We hope that individuals and groups will want to raise funds to support the building of one or more units. The nonprofit HBI is coordinating the build of the first village of twelve units thereby keeping our costs low. They also built the model with materials cost contributed by an anonymous donor. We are securing a partner to build the ADA compliant unit for the first village. Architect and Artist Bede VanDyke has put in many hours in the design of the Tiny House and most recently in the development of the site plan. Housing Developer Gary Wiggin has provided project leadership and supported our efforts to build housing development competence and expertise. This project is only possible due to the wilingness of many to give of their time, expertise and financial gifts.

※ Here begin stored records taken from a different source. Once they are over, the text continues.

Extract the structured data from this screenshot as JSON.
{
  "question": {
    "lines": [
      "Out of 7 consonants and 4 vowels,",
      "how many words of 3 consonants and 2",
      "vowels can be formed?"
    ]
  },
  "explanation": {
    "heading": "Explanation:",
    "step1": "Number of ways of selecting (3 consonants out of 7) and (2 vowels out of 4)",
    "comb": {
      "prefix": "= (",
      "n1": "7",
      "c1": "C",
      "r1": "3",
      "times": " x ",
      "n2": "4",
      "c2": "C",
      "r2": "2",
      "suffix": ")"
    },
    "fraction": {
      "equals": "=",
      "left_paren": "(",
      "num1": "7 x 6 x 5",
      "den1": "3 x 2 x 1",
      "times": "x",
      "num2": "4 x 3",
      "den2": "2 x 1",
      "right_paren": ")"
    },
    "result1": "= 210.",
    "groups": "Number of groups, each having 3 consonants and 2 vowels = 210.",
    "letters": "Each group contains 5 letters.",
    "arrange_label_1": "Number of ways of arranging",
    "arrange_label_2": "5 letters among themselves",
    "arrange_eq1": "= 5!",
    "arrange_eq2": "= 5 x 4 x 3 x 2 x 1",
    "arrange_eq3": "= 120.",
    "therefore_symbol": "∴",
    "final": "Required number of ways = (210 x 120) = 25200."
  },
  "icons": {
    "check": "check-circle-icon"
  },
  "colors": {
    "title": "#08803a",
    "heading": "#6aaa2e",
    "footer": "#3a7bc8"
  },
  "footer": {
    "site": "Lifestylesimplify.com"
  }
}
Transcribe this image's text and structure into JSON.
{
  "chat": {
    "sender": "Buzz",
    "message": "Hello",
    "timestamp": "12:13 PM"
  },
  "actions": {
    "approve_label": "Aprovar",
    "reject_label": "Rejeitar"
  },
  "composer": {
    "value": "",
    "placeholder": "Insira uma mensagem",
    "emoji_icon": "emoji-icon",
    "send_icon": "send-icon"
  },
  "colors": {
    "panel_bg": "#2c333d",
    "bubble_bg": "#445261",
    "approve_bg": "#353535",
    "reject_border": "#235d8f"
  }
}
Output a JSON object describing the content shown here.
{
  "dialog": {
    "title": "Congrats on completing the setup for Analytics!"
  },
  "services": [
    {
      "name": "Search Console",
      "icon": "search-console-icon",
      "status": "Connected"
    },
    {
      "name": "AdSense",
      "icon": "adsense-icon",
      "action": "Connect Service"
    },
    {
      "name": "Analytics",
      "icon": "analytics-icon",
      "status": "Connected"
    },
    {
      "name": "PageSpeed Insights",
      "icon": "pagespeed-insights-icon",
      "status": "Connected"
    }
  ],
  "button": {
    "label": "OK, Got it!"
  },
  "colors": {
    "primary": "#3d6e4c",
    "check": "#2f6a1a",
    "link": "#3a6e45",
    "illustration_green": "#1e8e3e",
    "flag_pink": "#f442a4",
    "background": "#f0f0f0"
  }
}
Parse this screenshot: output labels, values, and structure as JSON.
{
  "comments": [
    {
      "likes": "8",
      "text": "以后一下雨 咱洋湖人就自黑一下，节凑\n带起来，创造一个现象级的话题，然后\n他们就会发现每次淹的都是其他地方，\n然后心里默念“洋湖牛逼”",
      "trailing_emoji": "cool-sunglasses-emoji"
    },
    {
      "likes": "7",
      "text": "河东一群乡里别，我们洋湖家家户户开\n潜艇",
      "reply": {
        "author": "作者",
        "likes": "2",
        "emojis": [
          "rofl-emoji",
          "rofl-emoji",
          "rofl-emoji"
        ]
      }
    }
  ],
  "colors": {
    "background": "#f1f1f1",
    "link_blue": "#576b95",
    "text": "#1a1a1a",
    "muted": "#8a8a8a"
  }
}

Housing is a basic need most of us take for granted. Without housing, a person's ability to build a sustainable existence is severly compromised. We are proud to embrace Housing First and provide very low cost very affordable permanent housing for those most in need.
Watch here for more updates about this exciting project.
CSAH Strategic Plan 2016 - 2020: We are pleased to present our current strategic plan. Our plan is a departure from past plans. This departure is a result of embracing research about effective approaches to reducing homelessness around the country. We are confident that Savannah/Chatham area leaders and decision makers will understand the need to shift our thinking and ways of serving the homeless to reduce overall costs and reduce our number of homeless persons.
2017 Meeting Dates:
The Chatham Savannah Authority for the Homeless (CSAH) board meets the third Tuesday from 3:00 to 5:00. Meetings are generally held at the DFCS building at 761 Wheaton Street, 3rd floor. At times however, we do meet at other nonprofit homeless service providers offices. Please check our calendar for location and other meetings that may be of interest to you.
Individuals from the public can sit and listen but may not participate in board meeting process. Individuals who wish to have time on either agenda board should make arrangements with the CSAH Executive Director, Cindy Kelley by calling 912.644.7945.